Cobasys has facilities in both Michigan and Ohio with approximately 400 employees dedicated to the design, manufacture and integration of advanced energy storage systems for both transportation and stationary power markets. Their headquarters features one of the world’s largest Energy Storage System development and test facilities required for the validation of battery systems. Cobasys is presently supplying nickel-metal hydride (NiMH) systems for the Saturn Vue Green Line hybrid SUV and will be supplying NiMH systems for the 2007 Saturn Aura Green Line hybrid sedan.

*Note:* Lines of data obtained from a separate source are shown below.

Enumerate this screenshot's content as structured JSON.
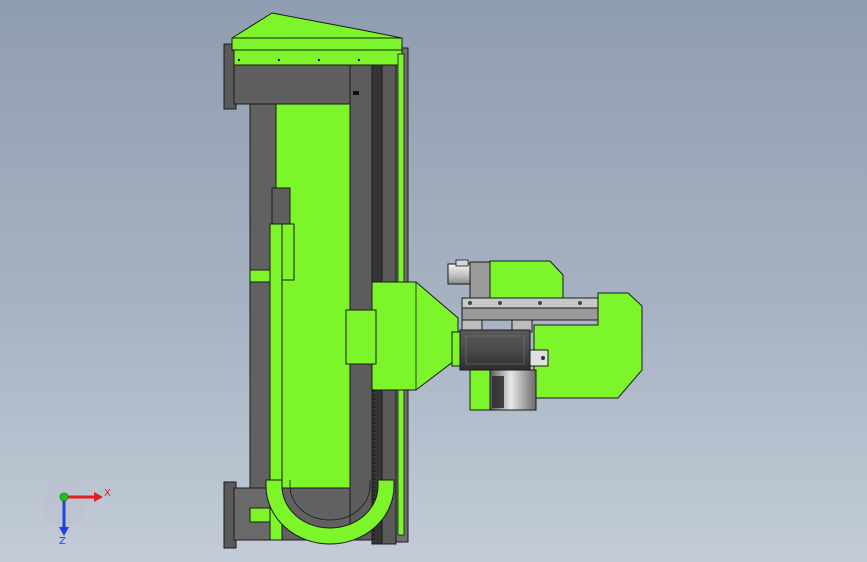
{
  "colors": {
    "background_top": "#8f9db0",
    "background_bottom": "#c3ccd8",
    "part_green": "#7cf52a",
    "part_gray": "#616161",
    "outline": "#1a1a1a",
    "motor_dark": "#3f3f3f",
    "axis_x": "#e02020",
    "axis_y": "#22c022",
    "axis_z": "#2040e0"
  },
  "triad": {
    "x_label": "X",
    "z_label": "Z"
  }
}
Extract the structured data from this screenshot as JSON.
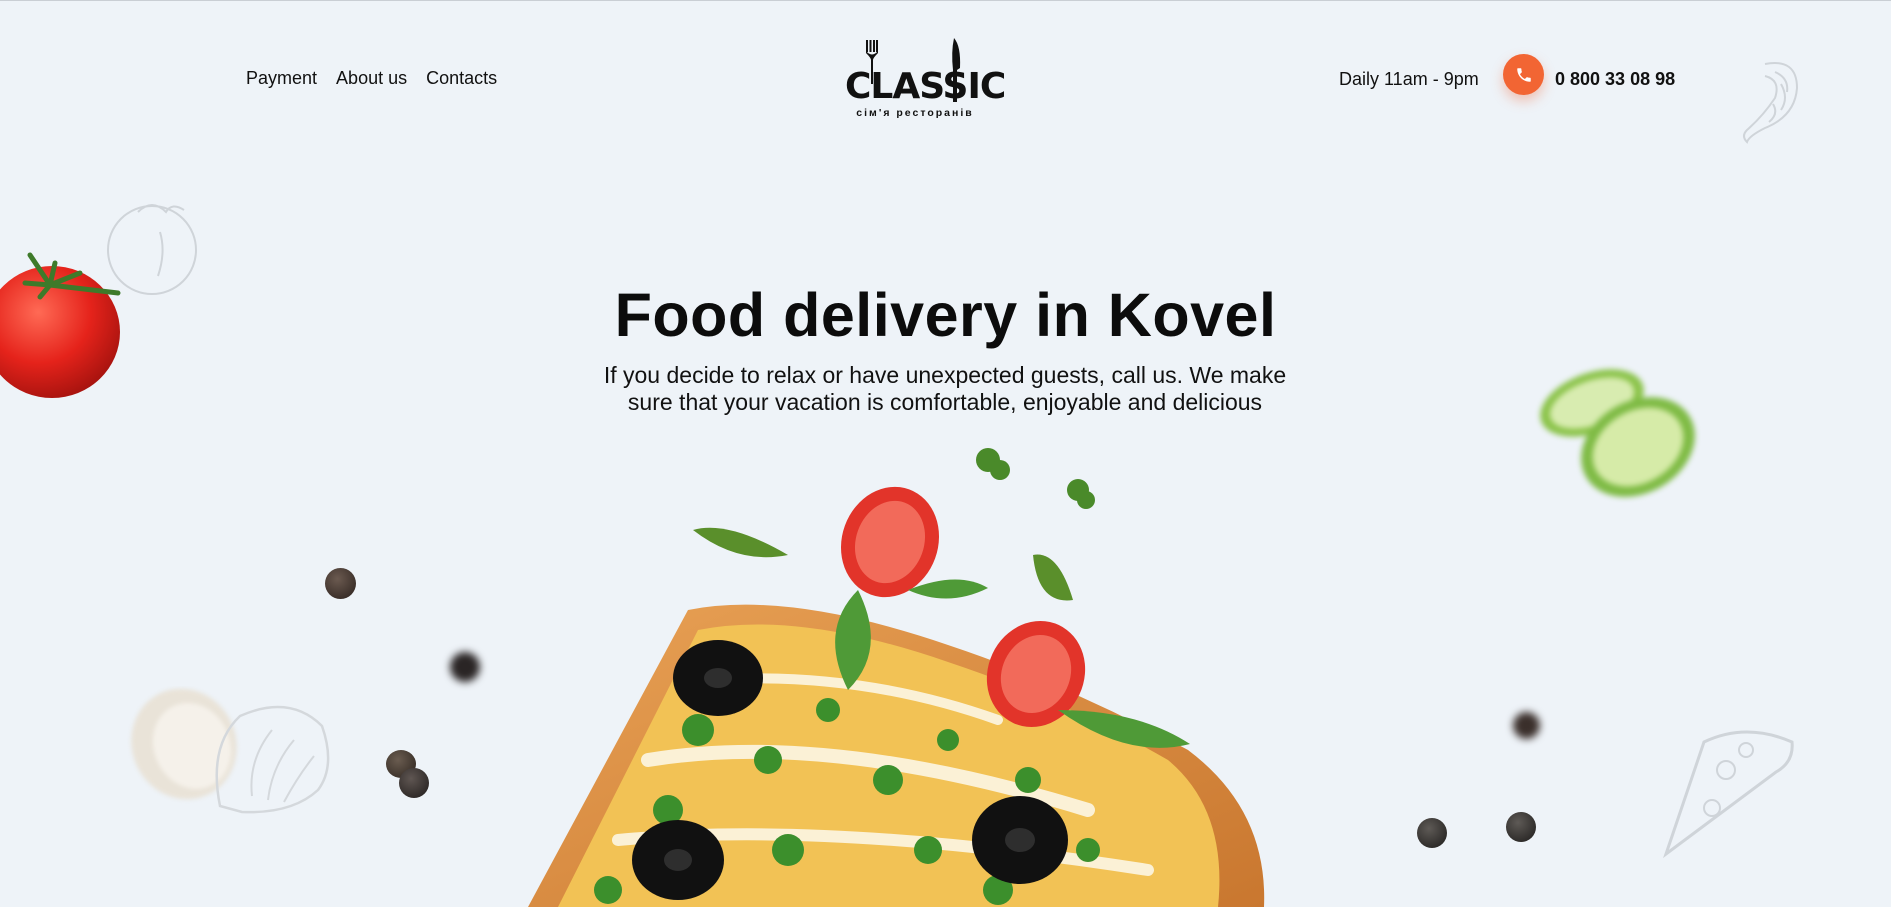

A123Systems, which employs 250 people, was started in 2001 to commercialize technology developed at the Massachusetts Institute of Technology (MIT). A123Systems has quickly grown to be one of the world’s largest suppliers of high power lithium-ion batteries. By the end of 2007, A123Systems will have the annual capacity to make 20 million lithium-ion batteries for use in power tools. It also sells batteries for stationary backup power, jet engine auxiliary power units and hybrid trucks and buses.
GM will be actively looking for more partners to bring lithium-ion technology to production. “It’s important to point out that these two agreements are by no means the only avenues we’re pursuing,” Gray said. “We are fully committed to forging the necessary partnerships to produce battery solutions that will meet our aggressive vehicle program targets.”
GM announced Nov. 29 at the 2006 Greater Los Angeles Auto Show its intention to produce a Saturn Vue Green Line plug-in hybrid that has the potential to achieve double the fuel efficiency of any current SUV. In addition to plug-in technology and a lithium-ion battery pack when ready, the Vue Green Line will use a modified version of GM’s 2-mode hybrid system, powerful electric motors and highly efficient electronics to achieve significant increases in fuel economy.